Eggless Pasta Dough

MAKES: 4 servings

TIME: At least 1 hour, somewhat unattended

Just as simple and easy to work with as the egg pasta; here the hot water replaces the eggs. The pasta will be less rich but still wonderful. Use olive oil instead of butter and it’s vegan pasta.

2 cups all-purpose flour, plus more as needed

1 teaspoon salt

2 tablespoons butter or extra virgin olive oil

With a food processor: Combine the flour and salt in the container and pulse once or twice. Turn the machine on and add 1/2 cup hot water and the butter or olive oil through the feed tube. Process just until a ball begins to form, about 30 seconds. Add a few drops of water if the dough is dry and grainy; add a tablespoon of flour if the dough sticks to the side of the bowl.

By hand: Combine the flour and salt in a large bowl. Make a well in the middle. Into this well, add the butter or olive oil and about 1/2 cup hot water. Beat the water with a fork, slowly and gradually incorporating a little of the flour at a time. When it becomes too hard to stir with the fork, use your hands. When all the flour has been mixed in, knead the dough, pushing it against the board and folding it repeatedly until it is not at all sticky and quite stiff.

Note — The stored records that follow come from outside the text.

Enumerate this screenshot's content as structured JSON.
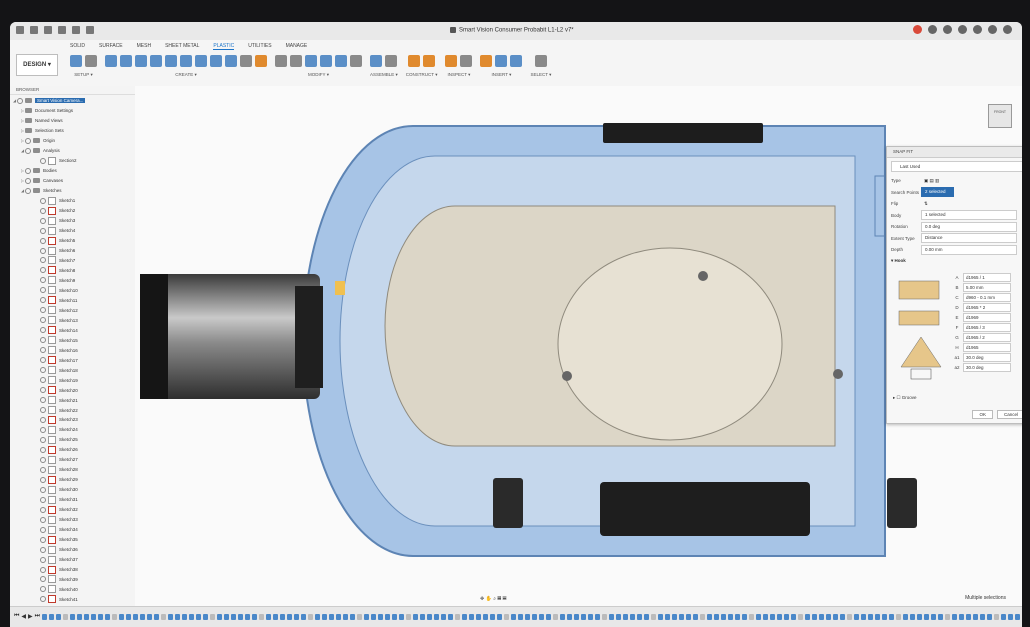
{
  "window": {
    "title": "Smart Vision Consumer Probabit L1-L2 v7*"
  },
  "ribbon": {
    "workspace": "DESIGN ▾",
    "tabs": [
      "SOLID",
      "SURFACE",
      "MESH",
      "SHEET METAL",
      "PLASTIC",
      "UTILITIES",
      "MANAGE"
    ],
    "active_tab": "PLASTIC",
    "groups": [
      "SETUP ▾",
      "CREATE ▾",
      "MODIFY ▾",
      "ASSEMBLE ▾",
      "CONSTRUCT ▾",
      "INSPECT ▾",
      "INSERT ▾",
      "SELECT ▾"
    ]
  },
  "browser": {
    "header": "BROWSER",
    "root": "Smart Vision Camera...",
    "items": [
      "Document Settings",
      "Named Views",
      "Selection Sets",
      "Origin",
      "Analysis",
      "Section2",
      "Bodies",
      "Canvases",
      "Sketches"
    ],
    "sketches": [
      "Sketch1",
      "Sketch2",
      "Sketch3",
      "Sketch4",
      "Sketch5",
      "Sketch6",
      "Sketch7",
      "Sketch8",
      "Sketch9",
      "Sketch10",
      "Sketch11",
      "Sketch12",
      "Sketch13",
      "Sketch14",
      "Sketch15",
      "Sketch16",
      "Sketch17",
      "Sketch18",
      "Sketch19",
      "Sketch20",
      "Sketch21",
      "Sketch22",
      "Sketch23",
      "Sketch24",
      "Sketch25",
      "Sketch26",
      "Sketch27",
      "Sketch28",
      "Sketch29",
      "Sketch30",
      "Sketch31",
      "Sketch32",
      "Sketch33",
      "Sketch34",
      "Sketch35",
      "Sketch36",
      "Sketch37",
      "Sketch38",
      "Sketch39",
      "Sketch40",
      "Sketch41"
    ]
  },
  "panel": {
    "title": "SNAP FIT",
    "preset": "Last Used",
    "fields": [
      {
        "k": "Type",
        "v": ""
      },
      {
        "k": "Search Points",
        "v": "2 selected"
      },
      {
        "k": "Flip",
        "v": ""
      },
      {
        "k": "Body",
        "v": "1 selected"
      },
      {
        "k": "Rotation",
        "v": "0.0 deg"
      },
      {
        "k": "Extent Type",
        "v": "Distance"
      },
      {
        "k": "Depth",
        "v": "0.00 mm"
      }
    ],
    "hook_label": "Hook",
    "dims": [
      {
        "k": "A",
        "v": "d1965 / 1"
      },
      {
        "k": "B",
        "v": "5.00 mm"
      },
      {
        "k": "C",
        "v": "d960 - 0.1 mm"
      },
      {
        "k": "D",
        "v": "d1965 * 2"
      },
      {
        "k": "E",
        "v": "d1969"
      },
      {
        "k": "F",
        "v": "d1965 / 3"
      },
      {
        "k": "G",
        "v": "d1965 / 2"
      },
      {
        "k": "H",
        "v": "d1965"
      },
      {
        "k": "a1",
        "v": "30.0 deg"
      },
      {
        "k": "a2",
        "v": "30.0 deg"
      }
    ],
    "groove_label": "Groove",
    "ok": "OK",
    "cancel": "Cancel"
  },
  "viewcube": {
    "label": "FRONT"
  },
  "status": {
    "multi": "Multiple selections"
  },
  "colors": {
    "accent": "#1a73c9",
    "shell": "#9fc0e6",
    "body": "#d8d3c6"
  }
}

Add water 1/2 teaspoon at a time if the mixture is dry and not coming together; add flour if it is sticky.

Sprinkle the dough with a little of the reserved flour and cover with plastic or a cloth; let it rest for about 30 minutes. (You can store the dough in the refrigerator, wrapped in plastic, until you’re ready to roll it out, for up to 24 hours.)

Follow Steps 2 through 6 in the Fresh Egg Pasta recipe for rolling, cutting, and cooking instructions.

Variation

Pinci. Hand-rolled spaghetti from Tuscany, usually made with semolina flour: Add several grinds of black pepper to the flour and add an egg to the flour well with the butter or olive oil. Add a couple tablespoons water, adding more 1/2 teaspoon at a time if the dough doesn’t come together. Transfer the dough to a lightly floured work surface and knead it until it is not at all sticky but still soft and pliable. Roll the dough to 1/4-inch thickness, cut it into 2-inch-wide strips, dust the work surface with cornmeal, and roll the strips into logs. Cut the logs into 3-inch lengths and hand-roll each piece, stretching as you roll, to 1/8-inch-thick noodles. Keep them separate with cornmeal. Cook the pinci as you would the fresh pasta (Step 6).